by Aric Mitchell ([email protected]) 93 views 

The Fort Smith Board of Directors entertained a light agenda, but not one without conflict at Tuesday night’s (March 15) regular meeting from the Fort Smith Schools Public Service Center.

Taking center stage was a contentious zoning request put forth by businessman Mark Goodson with approval from the city’s planning commission to turn property at 5500 Massard Road into a mini-storage facility.

Additionally, the Board approved 2016 funding for the HOME Investment Partnerships and Community Development Block Grant (CDBG) Programs as well as the proposed Master Plan on the in-development Riverfront Park along Riverfront Drive.

ZONING SPAT
Ron Yates and a meeting room filled with detractors showed up to voice their disapproval following a March 1 vote in which City Directors approved Goodson’s request to move the land’s zoning from Commercial-2 (“C2”) to the more restrictive Planned Zoning District (“PZD”) for the specific purpose of mini-storage units as well as boat, truck, trailer, and RV storage, on approximately 15.3 acres of land.

The prior vote failed to get the five directors needed to pass with suspension of the rules. (Director Don Hutchings was absent from the March 1 meeting.) That meant the full ordinance would need to be read on two more occasions before it could pass.

Yates requested the Board to reconsider its vote from the last regular meeting, noting that the mini-storage facility could create a disturbance because it is located too close to a residential area “and would be open 24/7,” he said.

Of those in attendance against the zoning change, three others spoke out. Bill Hansen was concerned the facility would “look pretty rough” and devalue some of the property in the area as did area resident Diane Fagen, who said she “totally empathize(d) with the people who invested in that property” and would now have to share space with a potential eyesore.

Jim Post, in urging City Directors to consider a revote, remarked that “the character of the neighborhood” was at stake and that since the area was developed as residential, Goodson’s request was “totally out of line.”

Defending the facility, Goodson reminded City Directors that C2 – the current zoning – meant that a number of businesses could be in the area with no special steps required, including “convenience stores, hardware stores, lawn and garden stores,” among others.

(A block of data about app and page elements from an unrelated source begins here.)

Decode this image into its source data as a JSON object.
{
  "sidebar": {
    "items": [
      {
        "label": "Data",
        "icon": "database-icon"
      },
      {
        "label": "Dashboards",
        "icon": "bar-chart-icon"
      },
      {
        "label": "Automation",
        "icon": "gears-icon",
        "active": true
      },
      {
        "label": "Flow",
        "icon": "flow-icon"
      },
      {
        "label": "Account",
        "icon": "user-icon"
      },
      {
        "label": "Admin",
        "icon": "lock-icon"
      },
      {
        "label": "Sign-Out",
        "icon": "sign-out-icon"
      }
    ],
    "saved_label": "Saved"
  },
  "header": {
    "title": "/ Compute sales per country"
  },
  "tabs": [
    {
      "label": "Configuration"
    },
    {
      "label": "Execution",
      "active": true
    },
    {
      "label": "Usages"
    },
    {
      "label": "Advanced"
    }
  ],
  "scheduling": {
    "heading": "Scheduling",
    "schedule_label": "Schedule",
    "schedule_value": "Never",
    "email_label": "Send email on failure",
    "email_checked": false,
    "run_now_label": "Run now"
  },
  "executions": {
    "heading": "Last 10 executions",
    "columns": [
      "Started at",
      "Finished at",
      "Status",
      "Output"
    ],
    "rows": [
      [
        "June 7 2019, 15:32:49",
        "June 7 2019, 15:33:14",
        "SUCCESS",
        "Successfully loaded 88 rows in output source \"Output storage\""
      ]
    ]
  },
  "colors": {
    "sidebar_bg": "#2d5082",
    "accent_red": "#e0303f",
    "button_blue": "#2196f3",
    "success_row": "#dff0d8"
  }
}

Ultimately, directors did do a revote, but sided with Goodson and the Planning Commission 5-2, with Directors George Catsavis and Tracy Pennartz dissenting.

COMMUNITY FUNDING, PARKS
Also Tuesday, the Board approved CDBG and HOME funds disbursements for 2016, noting that the programs would allocate $767,897 and $308,315, respectively.

This $1.076 million allocation makes Fort Smith No. 2 in the state behind Little Rock ($1.8 million) for receipt of funds from both programs. Rounding out the top five are Springdale (No. 3 at $830,595), North Little Rock (No. 4, $738,767), and Pine Bluff (No. 5, $628,766).

Fort Smith’s CDBG funds will be spread across 20 line items, with the largest portion going toward Fort Smith Housing Assistance ($231,801), while HOME funds will go primarily to the Crawford-Sebastian Community Development Council for help with downpayment assistance and housing construction for low-income families.

Finally, the Board approved a proposed Master Plan from Crafton Tull & Associates on the 51-acre, $35 million Riverfront Park. The city’s Parks and Recreation Department will begin the development with two new adult soccer fields (360-by-240 feet) on the southern portion of the parcel that runs along Riverfront Drive.

It will be partially funded from the 1/8-cent sales tax allocated to the department (around $7 million over the next several years). The largest expense of the park is an indoor recreation center estimated to cost $26 million. Parks and Recreation Director Doug Reinert acknowledged that such a facility would need to consist of partnerships with schools, hospitals, and other entities outside of city government and did not have an estimate of when it might come to fruition. (Link here for more detail on the proposed park.)